Ground conditions are ‘relatively dry’ in areas between Yellowknife and the territory’s southwest as the NWT wildfire season begins.
That’s according to Richard Olsen, fire operations manager with the territorial government’s Department of Environment and Natural Resources.
The department held its first weekly briefing for the 2016 wildfire season Thursday. Fire season officially started on May 1.
Olsen says several parts of the territory experienced above-average temperatures over the winter, and those conditions are expected to carry into the spring.
“We’re still looking at ground conditions that are relatively dry from the area of Yellowknife down to Fort Liard,” he said.
“Throughout western Canada, we’ve been looking at conditions that have indicated very little snow in a lot of the areas and warmer conditions.
“We’re still looking for a continuation of normal to above-normal temperatures through May into June.”
That being said, Olsen also anticipates more precipitation than usual ahead of the summer.
Firefighters stationed in Fort Smith and Fort Providence are scheduled to begin “refresher” training next week, with training in more northern communities to follow.
Olsen says he expects most fire crews to be staffed in the weeks to come.
“We’re aware and being wary of what the conditions are and we’re just making sure we have things prepared and in place and able to respond when the conditions dictate.
“We expect that our full amount of fire crews will be staffed by just after the long weekend in May.”

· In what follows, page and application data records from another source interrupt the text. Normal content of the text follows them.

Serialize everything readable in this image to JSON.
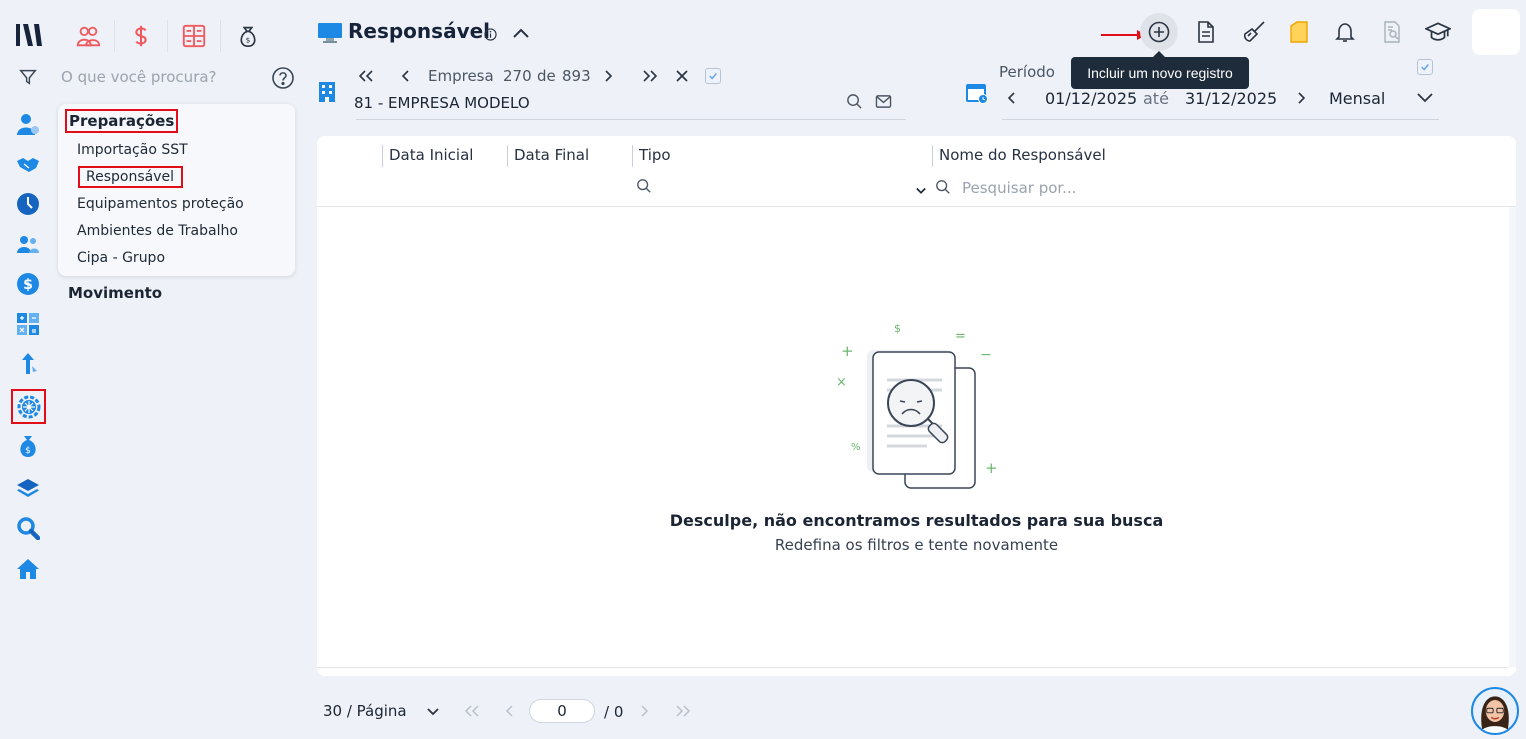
{
  "header": {
    "title": "Responsável",
    "tooltip": "Incluir um novo registro"
  },
  "search": {
    "placeholder": "O que você procura?"
  },
  "company_nav": {
    "label": "Empresa",
    "current": "270",
    "of_label": "de",
    "total": "893",
    "company_name": "81 - EMPRESA MODELO"
  },
  "period": {
    "label": "Período",
    "start": "01/12/2025",
    "between": "até",
    "end": "31/12/2025",
    "frequency": "Mensal"
  },
  "menu": {
    "section_title": "Preparações",
    "items": [
      {
        "label": "Importação SST"
      },
      {
        "label": "Responsável"
      },
      {
        "label": "Equipamentos proteção"
      },
      {
        "label": "Ambientes de Trabalho"
      },
      {
        "label": "Cipa - Grupo"
      }
    ],
    "section2_title": "Movimento"
  },
  "table": {
    "columns": [
      {
        "label": "Data Inicial"
      },
      {
        "label": "Data Final"
      },
      {
        "label": "Tipo"
      },
      {
        "label": "Nome do Responsável"
      }
    ],
    "filter_placeholder": "Pesquisar por..."
  },
  "empty_state": {
    "title": "Desculpe, não encontramos resultados para sua busca",
    "subtitle": "Redefina os filtros e tente novamente"
  },
  "pagination": {
    "page_size": "30 / Página",
    "current_page": "0",
    "total_pages": "/ 0"
  },
  "colors": {
    "accent": "#1e88e5",
    "highlight_box": "#e10d17",
    "module_red": "#f05a5e",
    "tooltip_bg": "#1d2b3a"
  },
  "icons": {
    "rail": [
      "filter-icon",
      "user-settings-icon",
      "handshake-icon",
      "clock-icon",
      "users-icon",
      "dollar-icon",
      "calculator-icon",
      "growth-arrow-icon",
      "gear-network-icon",
      "money-bag-icon",
      "layers-icon",
      "search-icon",
      "home-icon"
    ],
    "modules": [
      "people-icon",
      "dollar-icon",
      "grid-calc-icon",
      "money-bag-icon"
    ],
    "toolbar": [
      "add-circle-icon",
      "document-icon",
      "broom-icon",
      "note-icon",
      "bell-icon",
      "doc-search-icon",
      "graduation-cap-icon"
    ]
  }
}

In total, the NWT will have 144 firefighters at its disposal this summer, with an additional 140 support staff (technicians, air attack officers, support workers) on hand as well.
Officials are bracing themselves for another busy wildfire season following two of the most intense summers on record.
2014 was the Northwest Territories’ worst forest fire season on record, when 385 fires burnt roughly 3.5 million hectares of land.
Despite a fast start to 2015, a total of 245 wildfires were recorded on the season, burning 646,954 hectares.
Olsen says precipitation and temperatures in the weeks to come will dictate how quickly the fire season starts in the NWT.
He also says it’s important to be mindful of where we live, and that forest fires are a natural phenomenon in this part of the country.
“We should always be aware that we live in the boreal forest and the boreal forest, ecologically, is rejuvenated through burning.
“We should be looking at … the ways individually, as a community and as a whole population how we can work together to help mitigate the risk and plan and prepare for these kinds of events.”
To track wildfire activity in the NWT, click here. As of Friday morning, there were no active fires throughout the territory.